(Lsrrot -Enrrrox.)

The more earnest Liberals on the Speaker's right were somewhat eager against both bills ; and so Government threw to them the Landlord Bill as a sop to amuse their teeth while the Crime Bill should pass. The bargain has been honourably observed. Poor Sir Charles Wood has come to a climax in his own style. He has been engaged in winding up several of his little financial measures; • and all writers of fiction know that the winding up is the most difficult part of a composition. He had to bring his Stamps Act to a close, and he hit upon a very naive mode of reconciling the House to past and present trouble which his bungling bill-making had occasioned. In its original shape the bill was absolutely and ridiculously unworkable ; but since he was obliged to withdraw it and remodel it, Sir Charles has had the

blessed windfall of more revenue than he expected ; and so he throws out the bonus of more taxes to be remitted by the bill— half a million, instead of three hundred thousand pounds. In a like amiable spirit, Government having by its negligence connived at the ruin brought upon depositors through the failure of the Cuffe Street Savings-bank, Sir Charles makes them a " charitable " present of thirty thousand pounds, towards the defalcations. But Mr. Reynolds is to overhaul that subject next session. The bill which was to have remodelled the whole Savings-bank system, Sir Charles Wood has—" postponed till next session"! The Cus- toms Bill was passing almost without notice, under the impression that it was merely sanctioning formal arrangements, when SirJames Graham detected in it a very curious passage, authorizing the Board of Customs to make new rules, regulations, and orders, "in lieu of some framed under acts no longer in existence "; and, as Sir James

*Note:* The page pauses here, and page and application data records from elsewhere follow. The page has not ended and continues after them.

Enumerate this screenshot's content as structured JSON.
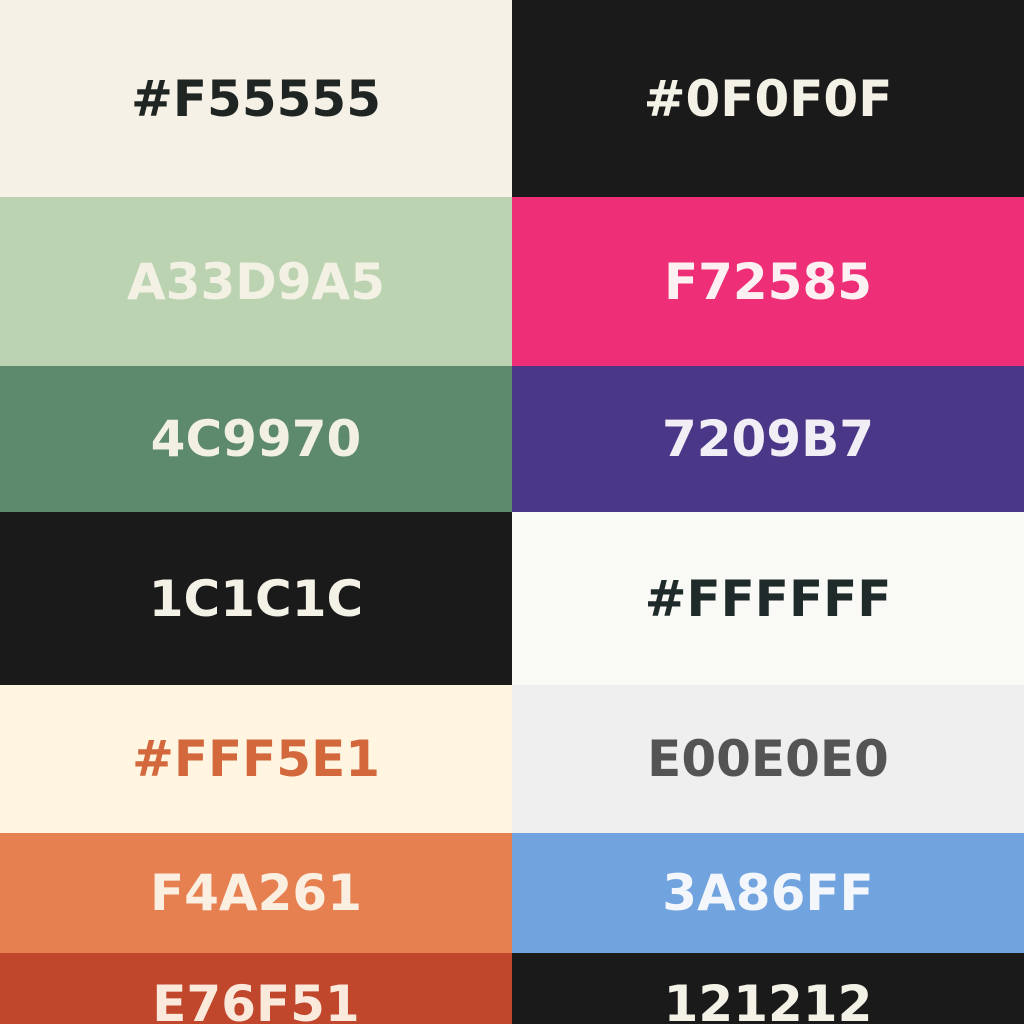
{
  "swatches_left": [
    {
      "label": "#F55555",
      "bg": "#f5f1e6",
      "fg": "#1e2522"
    },
    {
      "label": "A33D9A5",
      "bg": "#bcd3b2",
      "fg": "#f3f1e4"
    },
    {
      "label": "4C9970",
      "bg": "#5d8a6a",
      "fg": "#f2f0e2"
    },
    {
      "label": "1C1C1C",
      "bg": "#1a1a1a",
      "fg": "#f4f1e6"
    },
    {
      "label": "#FFF5E1",
      "bg": "#fff5e1",
      "fg": "#d2683c"
    },
    {
      "label": "F4A261",
      "bg": "#e68050",
      "fg": "#fbefe1"
    },
    {
      "label": "E76F51",
      "bg": "#c0462c",
      "fg": "#fbe9dc"
    }
  ],
  "swatches_right": [
    {
      "label": "#0F0F0F",
      "bg": "#1a1a1a",
      "fg": "#f4f1e6"
    },
    {
      "label": "F72585",
      "bg": "#ee2e76",
      "fg": "#fdf0f3"
    },
    {
      "label": "7209B7",
      "bg": "#4a3788",
      "fg": "#f1eef5"
    },
    {
      "label": "#FFFFFF",
      "bg": "#f9f9f5",
      "fg": "#1f2a2a"
    },
    {
      "label": "E00E0E0",
      "bg": "#efefef",
      "fg": "#545454"
    },
    {
      "label": "3A86FF",
      "bg": "#71a3df",
      "fg": "#f3f6fb"
    },
    {
      "label": "121212",
      "bg": "#1a1a1a",
      "fg": "#f4f1e6"
    }
  ]
}
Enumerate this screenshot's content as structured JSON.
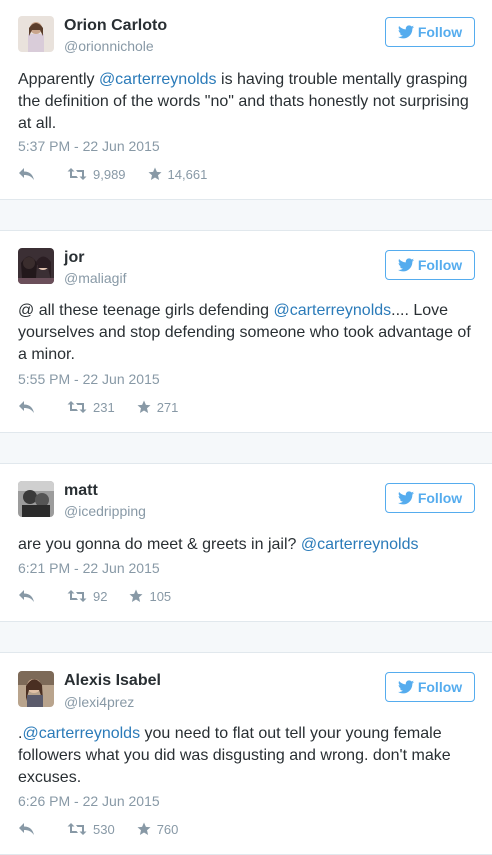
{
  "colors": {
    "accent": "#55acee",
    "link": "#2b7bb9",
    "muted": "#8899a6",
    "text": "#292f33"
  },
  "follow_label": "Follow",
  "tweets": [
    {
      "name": "Orion Carloto",
      "handle": "@orionnichole",
      "text_before": "Apparently ",
      "mention": "@carterreynolds",
      "text_after": " is having trouble mentally grasping the definition of the words \"no\" and thats honestly not surprising at all.",
      "timestamp": "5:37 PM - 22 Jun 2015",
      "retweets": "9,989",
      "favorites": "14,661"
    },
    {
      "name": "jor",
      "handle": "@maliagif",
      "text_before": "@ all these teenage girls defending ",
      "mention": "@carterreynolds",
      "text_after": ".... Love yourselves and stop defending someone who took advantage of a minor.",
      "timestamp": "5:55 PM - 22 Jun 2015",
      "retweets": "231",
      "favorites": "271"
    },
    {
      "name": "matt",
      "handle": "@icedripping",
      "text_before": "are you gonna do meet & greets in jail? ",
      "mention": "@carterreynolds",
      "text_after": "",
      "timestamp": "6:21 PM - 22 Jun 2015",
      "retweets": "92",
      "favorites": "105"
    },
    {
      "name": "Alexis Isabel",
      "handle": "@lexi4prez",
      "text_before": ".",
      "mention": "@carterreynolds",
      "text_after": " you need to flat out tell your young female followers what you did was disgusting and wrong. don't make excuses.",
      "timestamp": "6:26 PM - 22 Jun 2015",
      "retweets": "530",
      "favorites": "760"
    }
  ]
}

• said, the explanation that this permission was to remove doubts, was anything but satisfactory. Our readers know that there is a dispute between the Board of Customs and the great London Dock Companies, throughout which the Board and its officers have conducted themselves in a very Austrian style. The Companies have taken various steps towards obtaining redress, and this Cus- toms Bill suggests a suspicion that Ministers are legislating at the Companies under cover of a general act-